Records provided -
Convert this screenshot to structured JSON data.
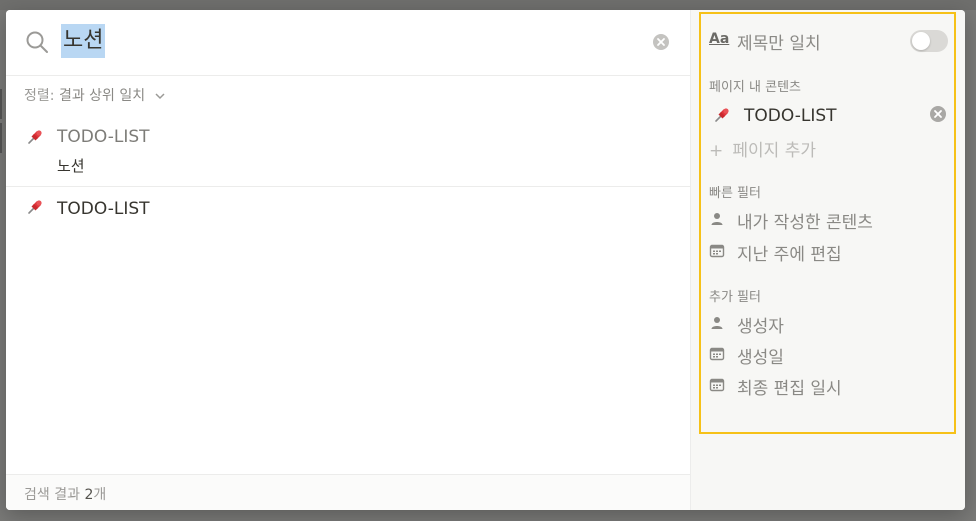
{
  "search": {
    "query": "노션",
    "sort_prefix": "정렬:",
    "sort_value": "결과 상위 일치",
    "results": [
      {
        "title": "TODO-LIST",
        "subtitle": "노션"
      },
      {
        "title": "TODO-LIST"
      }
    ],
    "footer_prefix": "검색 결과",
    "footer_count": "2",
    "footer_suffix": "개"
  },
  "filters": {
    "title_only_icon": "Aa",
    "title_only_label": "제목만 일치",
    "title_only_enabled": false,
    "in_page_label": "페이지 내 콘텐츠",
    "selected_page": "TODO-LIST",
    "add_page_label": "페이지 추가",
    "quick_label": "빠른 필터",
    "quick_items": [
      {
        "label": "내가 작성한 콘텐츠",
        "icon": "person-icon"
      },
      {
        "label": "지난 주에 편집",
        "icon": "calendar-icon"
      }
    ],
    "more_label": "추가 필터",
    "more_items": [
      {
        "label": "생성자",
        "icon": "person-icon"
      },
      {
        "label": "생성일",
        "icon": "calendar-icon"
      },
      {
        "label": "최종 편집 일시",
        "icon": "calendar-icon"
      }
    ]
  },
  "colors": {
    "highlight_border": "#f6c118",
    "selection": "#b9d7f3",
    "pin_red": "#e0353b"
  }
}
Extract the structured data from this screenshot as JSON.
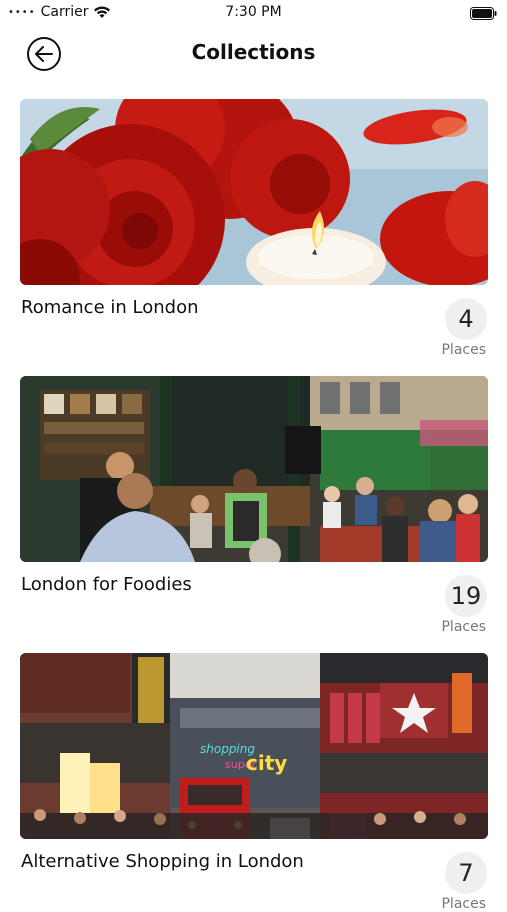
{
  "status_bar": {
    "carrier": "Carrier",
    "time": "7:30 PM"
  },
  "nav": {
    "title": "Collections",
    "back_icon": "back-arrow-icon"
  },
  "collections": [
    {
      "title": "Romance in London",
      "count": "4",
      "count_label": "Places",
      "image": "red-roses-candle"
    },
    {
      "title": "London for Foodies",
      "count": "19",
      "count_label": "Places",
      "image": "food-market"
    },
    {
      "title": "Alternative Shopping in London",
      "count": "7",
      "count_label": "Places",
      "image": "shopping-city-street"
    }
  ],
  "colors": {
    "badge_background": "#efefef",
    "label_gray": "#777777"
  }
}
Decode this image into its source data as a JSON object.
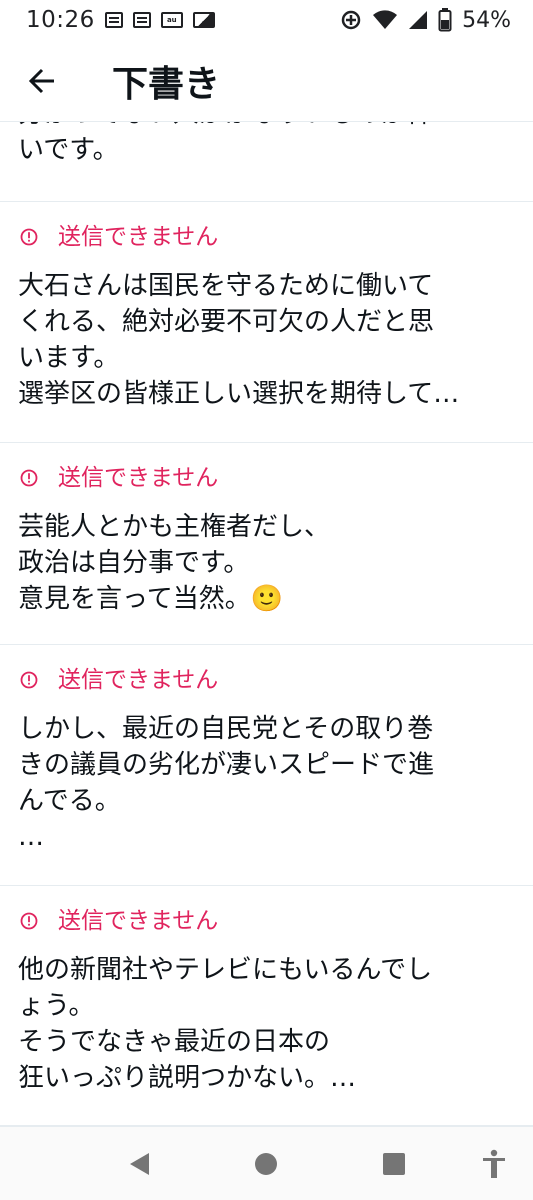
{
  "status_bar": {
    "time": "10:26",
    "au_label": "au",
    "battery_percent": "54%"
  },
  "app_bar": {
    "title": "下書き"
  },
  "drafts": [
    {
      "partial": true,
      "text": "分かってない人がかなりいるのが怖\nいです。"
    },
    {
      "error": "送信できません",
      "text": "大石さんは国民を守るために働いて\nくれる、絶対必要不可欠の人だと思\nいます。\n選挙区の皆様正しい選択を期待して…"
    },
    {
      "error": "送信できません",
      "text": "芸能人とかも主権者だし、\n政治は自分事です。\n意見を言って当然。🙂"
    },
    {
      "error": "送信できません",
      "text": "しかし、最近の自民党とその取り巻\nきの議員の劣化が凄いスピードで進\nんでる。\n…"
    },
    {
      "error": "送信できません",
      "text": "他の新聞社やテレビにもいるんでし\nょう。\nそうでなきゃ最近の日本の\n狂いっぷり説明つかない。…"
    }
  ],
  "colors": {
    "error": "#e0245e",
    "text": "#0f1419",
    "divider": "#e6ecf0"
  },
  "nav_icons": [
    "back-triangle-icon",
    "home-circle-icon",
    "recents-square-icon",
    "accessibility-icon"
  ]
}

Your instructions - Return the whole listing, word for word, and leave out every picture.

Reply to the task -
Convert this screenshot to structured JSON data.
{
  "search": {
    "query": "노션",
    "sort_prefix": "정렬:",
    "sort_value": "결과 상위 일치",
    "results": [
      {
        "title": "TODO-LIST",
        "subtitle": "노션"
      },
      {
        "title": "TODO-LIST"
      }
    ],
    "footer_prefix": "검색 결과",
    "footer_count": "2",
    "footer_suffix": "개"
  },
  "filters": {
    "title_only_icon": "Aa",
    "title_only_label": "제목만 일치",
    "title_only_enabled": false,
    "in_page_label": "페이지 내 콘텐츠",
    "selected_page": "TODO-LIST",
    "add_page_label": "페이지 추가",
    "quick_label": "빠른 필터",
    "quick_items": [
      {
        "label": "내가 작성한 콘텐츠",
        "icon": "person-icon"
      },
      {
        "label": "지난 주에 편집",
        "icon": "calendar-icon"
      }
    ],
    "more_label": "추가 필터",
    "more_items": [
      {
        "label": "생성자",
        "icon": "person-icon"
      },
      {
        "label": "생성일",
        "icon": "calendar-icon"
      },
      {
        "label": "최종 편집 일시",
        "icon": "calendar-icon"
      }
    ]
  },
  "colors": {
    "highlight_border": "#f6c118",
    "selection": "#b9d7f3",
    "pin_red": "#e0353b"
  }
}
Extract the structured data from this screenshot as JSON.
{
  "status_bar": {
    "carrier": "Carrier",
    "time": "7:30 PM"
  },
  "nav": {
    "title": "Collections",
    "back_icon": "back-arrow-icon"
  },
  "collections": [
    {
      "title": "Romance in London",
      "count": "4",
      "count_label": "Places",
      "image": "red-roses-candle"
    },
    {
      "title": "London for Foodies",
      "count": "19",
      "count_label": "Places",
      "image": "food-market"
    },
    {
      "title": "Alternative Shopping in London",
      "count": "7",
      "count_label": "Places",
      "image": "shopping-city-street"
    }
  ],
  "colors": {
    "badge_background": "#efefef",
    "label_gray": "#777777"
  }
}
Decode this image into its source data as a JSON object.
{
  "status_bar": {
    "time": "10:26",
    "au_label": "au",
    "battery_percent": "54%"
  },
  "app_bar": {
    "title": "下書き"
  },
  "drafts": [
    {
      "partial": true,
      "text": "分かってない人がかなりいるのが怖\nいです。"
    },
    {
      "error": "送信できません",
      "text": "大石さんは国民を守るために働いて\nくれる、絶対必要不可欠の人だと思\nいます。\n選挙区の皆様正しい選択を期待して…"
    },
    {
      "error": "送信できません",
      "text": "芸能人とかも主権者だし、\n政治は自分事です。\n意見を言って当然。🙂"
    },
    {
      "error": "送信できません",
      "text": "しかし、最近の自民党とその取り巻\nきの議員の劣化が凄いスピードで進\nんでる。\n…"
    },
    {
      "error": "送信できません",
      "text": "他の新聞社やテレビにもいるんでし\nょう。\nそうでなきゃ最近の日本の\n狂いっぷり説明つかない。…"
    }
  ],
  "colors": {
    "error": "#e0245e",
    "text": "#0f1419",
    "divider": "#e6ecf0"
  },
  "nav_icons": [
    "back-triangle-icon",
    "home-circle-icon",
    "recents-square-icon",
    "accessibility-icon"
  ]
}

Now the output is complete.